A veteran homeland-security agent vows justice in the mysterious death of a young auditor investigating the plagued production of a Pentagon fighter jet in this thriller.

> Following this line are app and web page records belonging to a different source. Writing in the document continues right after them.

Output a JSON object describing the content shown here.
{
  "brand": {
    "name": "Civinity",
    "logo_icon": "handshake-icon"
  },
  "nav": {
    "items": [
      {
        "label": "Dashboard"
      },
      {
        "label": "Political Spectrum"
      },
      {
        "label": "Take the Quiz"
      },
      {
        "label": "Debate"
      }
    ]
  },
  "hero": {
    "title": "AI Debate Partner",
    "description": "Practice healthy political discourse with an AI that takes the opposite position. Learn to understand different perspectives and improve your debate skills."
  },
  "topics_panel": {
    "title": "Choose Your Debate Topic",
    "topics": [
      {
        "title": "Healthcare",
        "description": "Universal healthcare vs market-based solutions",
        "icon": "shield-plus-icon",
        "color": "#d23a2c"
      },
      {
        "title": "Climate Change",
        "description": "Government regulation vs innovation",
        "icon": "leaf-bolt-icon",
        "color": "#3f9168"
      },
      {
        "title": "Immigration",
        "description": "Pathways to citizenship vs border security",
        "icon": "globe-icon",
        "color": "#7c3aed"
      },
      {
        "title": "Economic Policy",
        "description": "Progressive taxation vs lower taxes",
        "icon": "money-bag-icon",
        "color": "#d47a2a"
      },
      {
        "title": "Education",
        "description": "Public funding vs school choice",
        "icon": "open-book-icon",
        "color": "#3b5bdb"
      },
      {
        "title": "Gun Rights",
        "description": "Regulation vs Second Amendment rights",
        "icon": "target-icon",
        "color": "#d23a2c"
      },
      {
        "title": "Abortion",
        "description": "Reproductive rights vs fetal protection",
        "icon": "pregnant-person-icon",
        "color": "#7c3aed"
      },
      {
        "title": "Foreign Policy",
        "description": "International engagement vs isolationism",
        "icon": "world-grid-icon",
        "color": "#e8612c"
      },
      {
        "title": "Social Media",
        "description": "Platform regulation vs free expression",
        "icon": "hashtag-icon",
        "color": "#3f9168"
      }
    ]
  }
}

Ohio-based cost analyst Ann Redmond, an eager new hire working for the U.S. Department of Defense, is sent to Launch Weapons Systems in California to audit the progress of a $400 billion F-35 Lightning II fighter-jet project. There are concerns that the manufacturer is lagging behind its delivery schedule and will miss an upcoming live weapons test. It seems like a simple assignment, which makes her lurid murder all the more shocking and suspect. Agent Sam Pruett, “in the twilight of his career,” allows himself to become personally involved in the case and is “determined to see it through to its ominous conclusion.” That conclusion, though, will likely be obvious to the reader; the title of the book is a mild spoiler in itself. But by the time Pruett sorts it all out, there are still more than 100 pages to go. Bronsen’s debut is several undeveloped books in one. The focus initially is on the financial dilemma of Jay Forest, a recently fired avionics worker who’s tens of thousands of dollars in debt to a loan shark who figures prominently in the story’s early going, only to unceremoniously disappear mid-book. Then a former colleague, who runs Launch Weapons Systems, hires Jay to get the jet project on track and he’s charged to put a team together. The sections dealing with the fighter jet’s production and the technology behind it are the most credible in the book, and they’ll please tech-heads. Another subplot involves a struggling, family-owned company that resorts to unscrupulous methods to try to wrest the F-35 project from Launch Weapons Systems. The “open-and-shut” murder case, though, doesn’t generate much suspense or reader engagement, and it’s not even clear why Pruett is so invested in this particular case. His antagonistic working relationship with a local police detective (a more impressive sleuth) at first suggests a mismatched-buddy relationship. Fortunately, Bronsen does avoid this cliché, but the dialogue throughout is still trite.
An underdeveloped thriller with a protagonist that could have been fleshed out more.